So you recommended that the MTA fight graffiti with wild wolves?
Yes. 

—Former NYC Mayor Ed Koch has died at 88. We spoke with him in 2012.


I think there’s an appeal to a lot of those movies, like Escape from New York or Maniac Cop, a view of Manhattan covered in garbage and graffiti.The graffiti was sickening! I never extolled graffiti as a new art form—that’s bullshit. Put it in your house, but not in my house, and not on the subways. 
That’s what those films tapped into—that fear.Yeah, there’s no question about that. Particularly in the subways. Let me be maybe too bold about it. Can I tell you a little anecdote?
Do it.I wanted to get rid of New York’s graffiti problem, but I wasn’t in charge of the subways, the MTA was. I called the MTA into City Hall and told them they had to get rid of the graffiti. I presented them with a plan to do it: Kids were spray-painting train cars in the yards at night because there weren’t any fences. I told them, just put up a fence and put some dogs inside. They got scared, worried that the dogs would bite people, so I said, “OK, if you don’t want any chance of dogs biting people, get wolves.” That’s the problem with the new Liam Neeson movie, The Grey. There’s no recorded case of a wild wolf ever having bitten or attacked a single human being in North America.
I don’t believe that.Well, it’s true. The next day Clyde Haberman of the New York Times came to me and told me he’d checked my statement and that there are records of domesticated wolves biting humans. I said, “I know that! I’m not talking about a domesticated wolf. I’m talking about wild wolves. Let’s have wild wolves protect the trains. If the wild wolves become tame, replace them with more wild ones.”
So you recommended that the MTA fight graffiti with wild wolves?Yes. 

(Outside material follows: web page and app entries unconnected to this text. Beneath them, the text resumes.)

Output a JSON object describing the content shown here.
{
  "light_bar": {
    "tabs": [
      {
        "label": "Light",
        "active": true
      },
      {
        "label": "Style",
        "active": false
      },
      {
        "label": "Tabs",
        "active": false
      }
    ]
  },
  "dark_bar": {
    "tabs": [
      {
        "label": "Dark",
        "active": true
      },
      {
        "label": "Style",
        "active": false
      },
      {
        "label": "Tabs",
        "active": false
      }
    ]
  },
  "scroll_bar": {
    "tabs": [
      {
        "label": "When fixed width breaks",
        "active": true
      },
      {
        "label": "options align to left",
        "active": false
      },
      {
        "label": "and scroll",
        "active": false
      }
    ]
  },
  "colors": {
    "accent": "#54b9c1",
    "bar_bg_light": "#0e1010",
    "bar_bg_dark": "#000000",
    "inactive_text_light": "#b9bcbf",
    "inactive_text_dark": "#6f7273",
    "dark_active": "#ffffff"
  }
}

—ED KOCH ♥S MOVIES - AND HE RECOMMENDED THAT THE MTA USE WILD WOLVES TO STOP GRAFFITI

I think there’s an appeal to a lot of those movies, like Escape from New York or Maniac Cop, a view of Manhattan covered in garbage and graffiti.
The graffiti was sickening! I never extolled graffiti as a new art form—that’s bullshit. Put it in your house, but not in my house, and not on the subways. 

That’s what those films tapped into—that fear.
Yeah, there’s no question about that. Particularly in the subways. Let me be maybe too bold about it. Can I tell you a little anecdote?

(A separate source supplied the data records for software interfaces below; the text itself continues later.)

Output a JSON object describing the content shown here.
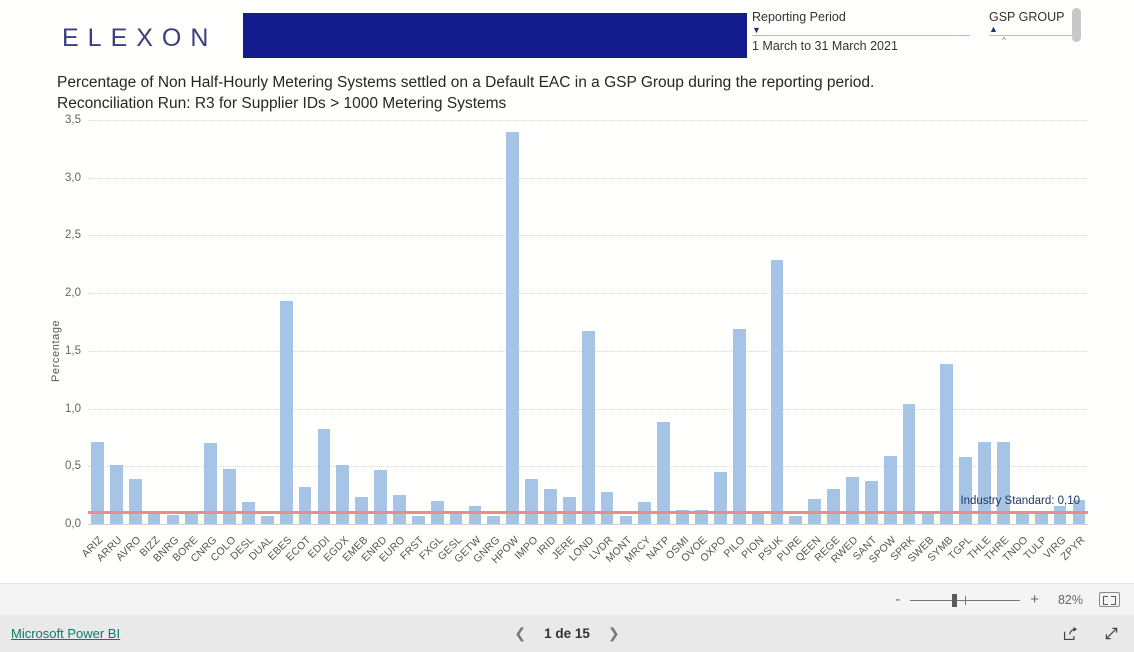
{
  "header": {
    "logo_text": "ELEXON",
    "band_color": "#141b8c",
    "reporting_period": {
      "label": "Reporting Period",
      "value": "1 March to 31 March 2021",
      "caret_icon": "chevron-down-icon"
    },
    "gsp_group": {
      "label": "GSP GROUP",
      "caret_icon": "chevron-up-icon",
      "caret_small": "^"
    }
  },
  "titles": {
    "line1": "Percentage of Non Half-Hourly Metering Systems settled on a Default EAC in a GSP Group during the reporting period.",
    "line2": "Reconciliation Run: R3 for Supplier IDs > 1000 Metering Systems"
  },
  "annotation": {
    "industry_standard_label": "Industry Standard: 0,10",
    "industry_standard_value": 0.1,
    "line_color": "#ef8a8a"
  },
  "footer": {
    "zoom": {
      "minus": "-",
      "plus": "+",
      "percent": "82%",
      "fit_icon": "fit-to-page-icon"
    },
    "powerbi_link": "Microsoft Power BI",
    "pager": {
      "prev_icon": "chevron-left-icon",
      "next_icon": "chevron-right-icon",
      "text": "1 de 15"
    },
    "share_icon": "share-icon",
    "fullscreen_icon": "fullscreen-icon"
  },
  "chart_data": {
    "type": "bar",
    "title": "Percentage of Non Half-Hourly Metering Systems settled on a Default EAC in a GSP Group during the reporting period.",
    "subtitle": "Reconciliation Run: R3 for Supplier IDs > 1000 Metering Systems",
    "xlabel": "",
    "ylabel": "Percentage",
    "ylim": [
      0,
      3.5
    ],
    "yticks": [
      0.0,
      0.5,
      1.0,
      1.5,
      2.0,
      2.5,
      3.0,
      3.5
    ],
    "ytick_labels": [
      "0,0",
      "0,5",
      "1,0",
      "1,5",
      "2,0",
      "2,5",
      "3,0",
      "3,5"
    ],
    "grid": true,
    "legend": "none",
    "bar_color": "#a5c4e6",
    "reference_line": {
      "label": "Industry Standard: 0,10",
      "value": 0.1,
      "color": "#ef8a8a"
    },
    "categories": [
      "ARIZ",
      "ARRU",
      "AVRO",
      "BIZZ",
      "BNRG",
      "BORE",
      "CNRG",
      "COLO",
      "DESL",
      "DUAL",
      "EBES",
      "ECOT",
      "EDDI",
      "EGDX",
      "EMEB",
      "ENRD",
      "EURO",
      "FRST",
      "FXGL",
      "GESL",
      "GETW",
      "GNRG",
      "HPOW",
      "IMPO",
      "IRID",
      "JERE",
      "LOND",
      "LVDR",
      "MONT",
      "MRCY",
      "NATP",
      "OSMI",
      "OVOE",
      "OXPO",
      "PILO",
      "PION",
      "PSUK",
      "PURE",
      "QEEN",
      "REGE",
      "RWED",
      "SANT",
      "SPOW",
      "SPRK",
      "SWEB",
      "SYMB",
      "TGPL",
      "THLE",
      "THRE",
      "TNDO",
      "TULP",
      "VIRG",
      "ZPYR"
    ],
    "values": [
      0.71,
      0.51,
      0.39,
      0.09,
      0.08,
      0.11,
      0.7,
      0.48,
      0.19,
      0.07,
      1.93,
      0.32,
      0.82,
      0.51,
      0.23,
      0.47,
      0.25,
      0.07,
      0.2,
      0.1,
      0.16,
      0.07,
      3.4,
      0.39,
      0.3,
      0.23,
      1.67,
      0.28,
      0.07,
      0.19,
      0.88,
      0.12,
      0.12,
      0.45,
      1.69,
      0.09,
      2.29,
      0.07,
      0.22,
      0.3,
      0.41,
      0.37,
      0.59,
      1.04,
      0.09,
      1.39,
      0.58,
      0.71,
      0.71,
      0.1,
      0.09,
      0.16,
      0.21
    ]
  }
}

Do it.
I wanted to get rid of New York’s graffiti problem, but I wasn’t in charge of the subways, the MTA was. I called the MTA into City Hall and told them they had to get rid of the graffiti. I presented them with a plan to do it: Kids were spray-painting train cars in the yards at night because there weren’t any fences. I told them, just put up a fence and put some dogs inside. They got scared, worried that the dogs would bite people, so I said, “OK, if you don’t want any chance of dogs biting people, get wolves.” That’s the problem with the new Liam Neeson movie, The Grey. There’s no recorded case of a wild wolf ever having bitten or attacked a single human being in North America.

I don’t believe that.
Well, it’s true. The next day Clyde Haberman of the New York Times came to me and told me he’d checked my statement and that there are records of domesticated wolves biting humans. I said, “I know that! I’m not talking about a domesticated wolf. I’m talking about wild wolves. Let’s have wild wolves protect the trains. If the wild wolves become tame, replace them with more wild ones.”

So you recommended that the MTA fight graffiti with wild wolves?
Yes. 

ED KOCH ♥S MOVIES - AND HE RECOMMENDED THAT THE MTA USE WILD WOLVES TO STOP GRAFFITI